Citations are available only to our active members.
Sign up now to cite pages or passages in MLA, APA and Chicago citation styles.

(Einhorn, 1992, p. 25)

(Einhorn 25)

1

1. Lois J. Einhorn, Abraham Lincoln, the Orator: Penetrating the Lincoln Legend (Westport, CT: Greenwood Press, 1992), 25, http://www.questia.com/read/27419298.

Cited article

NASP Issues Guidance on Personnel Evaluation
Settings

Settings

Typeface
Text size Smaller Larger Reset View mode
Search within

Search within this article

Look up

Look up a word

  • Dictionary
  • Thesaurus
Please submit a word or phrase above.
Print this page

Print this page

Why can't I print more than one page at a time?

Full screen

matching results for page

Cited passage

Style
Citations are available only to our active members.
Sign up now to cite pages or passages in MLA, APA and Chicago citation styles.

"Portraying himself as an honest, ordinary person helped Lincoln identify with his audiences." (Einhorn, 1992, p. 25).

"Portraying himself as an honest, ordinary person helped Lincoln identify with his audiences." (Einhorn 25)

"Portraying himself as an honest, ordinary person helped Lincoln identify with his audiences."1

1. Lois J. Einhorn, Abraham Lincoln, the Orator: Penetrating the Lincoln Legend (Westport, CT: Greenwood Press, 1992), 25, http://www.questia.com/read/27419298.

Cited passage

Welcome to the new Questia Reader

The Questia Reader has been updated to provide you with an even better online reading experience.  It is now 100% Responsive, which means you can read our books and articles on any sized device you wish.  All of your favorite tools like notes, highlights, and citations are still here, but the way you select text has been updated to be easier to use, especially on touchscreen devices.  Here's how:

1. Click or tap the first word you want to select.
2. Click or tap the last word you want to select.

OK, got it!

Thanks for trying Questia!

Please continue trying out our research tools, but please note, full functionality is available only to our active members.

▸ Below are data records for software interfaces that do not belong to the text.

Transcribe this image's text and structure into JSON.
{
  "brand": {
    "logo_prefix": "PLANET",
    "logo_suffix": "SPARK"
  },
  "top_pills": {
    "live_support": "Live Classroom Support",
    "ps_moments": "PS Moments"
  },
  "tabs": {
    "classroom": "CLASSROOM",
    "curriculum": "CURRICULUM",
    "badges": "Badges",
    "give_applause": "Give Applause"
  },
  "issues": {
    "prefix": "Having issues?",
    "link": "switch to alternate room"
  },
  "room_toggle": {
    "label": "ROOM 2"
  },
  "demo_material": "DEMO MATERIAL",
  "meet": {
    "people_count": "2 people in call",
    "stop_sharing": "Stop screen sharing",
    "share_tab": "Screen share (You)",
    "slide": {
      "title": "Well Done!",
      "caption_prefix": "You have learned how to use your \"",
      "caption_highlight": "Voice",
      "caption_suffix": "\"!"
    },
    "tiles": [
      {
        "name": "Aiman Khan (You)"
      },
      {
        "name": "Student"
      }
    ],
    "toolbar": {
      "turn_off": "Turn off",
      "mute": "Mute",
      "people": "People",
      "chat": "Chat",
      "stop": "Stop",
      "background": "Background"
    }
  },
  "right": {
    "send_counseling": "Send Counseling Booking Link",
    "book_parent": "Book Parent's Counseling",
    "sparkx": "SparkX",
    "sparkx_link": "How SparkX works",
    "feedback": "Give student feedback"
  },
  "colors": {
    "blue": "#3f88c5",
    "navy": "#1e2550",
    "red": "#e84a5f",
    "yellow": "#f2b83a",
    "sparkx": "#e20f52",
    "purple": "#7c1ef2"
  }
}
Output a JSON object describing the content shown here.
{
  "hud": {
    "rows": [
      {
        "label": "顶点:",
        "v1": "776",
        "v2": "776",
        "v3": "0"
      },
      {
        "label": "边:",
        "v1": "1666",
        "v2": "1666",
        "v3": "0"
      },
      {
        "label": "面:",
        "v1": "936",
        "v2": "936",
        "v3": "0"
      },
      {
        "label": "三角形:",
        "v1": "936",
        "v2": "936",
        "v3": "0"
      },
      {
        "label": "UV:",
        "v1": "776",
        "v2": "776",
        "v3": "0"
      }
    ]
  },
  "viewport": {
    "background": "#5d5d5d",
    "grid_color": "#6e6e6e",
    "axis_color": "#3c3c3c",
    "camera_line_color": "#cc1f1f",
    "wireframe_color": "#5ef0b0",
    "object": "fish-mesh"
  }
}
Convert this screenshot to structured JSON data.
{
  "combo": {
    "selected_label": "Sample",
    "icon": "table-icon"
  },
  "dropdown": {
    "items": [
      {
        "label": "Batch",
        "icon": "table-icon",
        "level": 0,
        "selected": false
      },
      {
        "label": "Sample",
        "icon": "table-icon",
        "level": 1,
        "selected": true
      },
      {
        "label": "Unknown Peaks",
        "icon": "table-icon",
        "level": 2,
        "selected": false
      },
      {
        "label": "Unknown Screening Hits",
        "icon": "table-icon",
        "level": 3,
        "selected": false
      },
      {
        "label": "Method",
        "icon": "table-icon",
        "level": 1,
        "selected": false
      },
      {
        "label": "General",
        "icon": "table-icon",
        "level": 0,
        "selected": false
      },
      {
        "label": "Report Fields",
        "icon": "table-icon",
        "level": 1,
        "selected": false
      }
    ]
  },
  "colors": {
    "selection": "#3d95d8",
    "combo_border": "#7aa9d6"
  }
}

Your work will be lost once you leave this Web page.

For full access in an ad-free environment, sign up now for a FREE, 1-day trial.

Already a member? Log in now.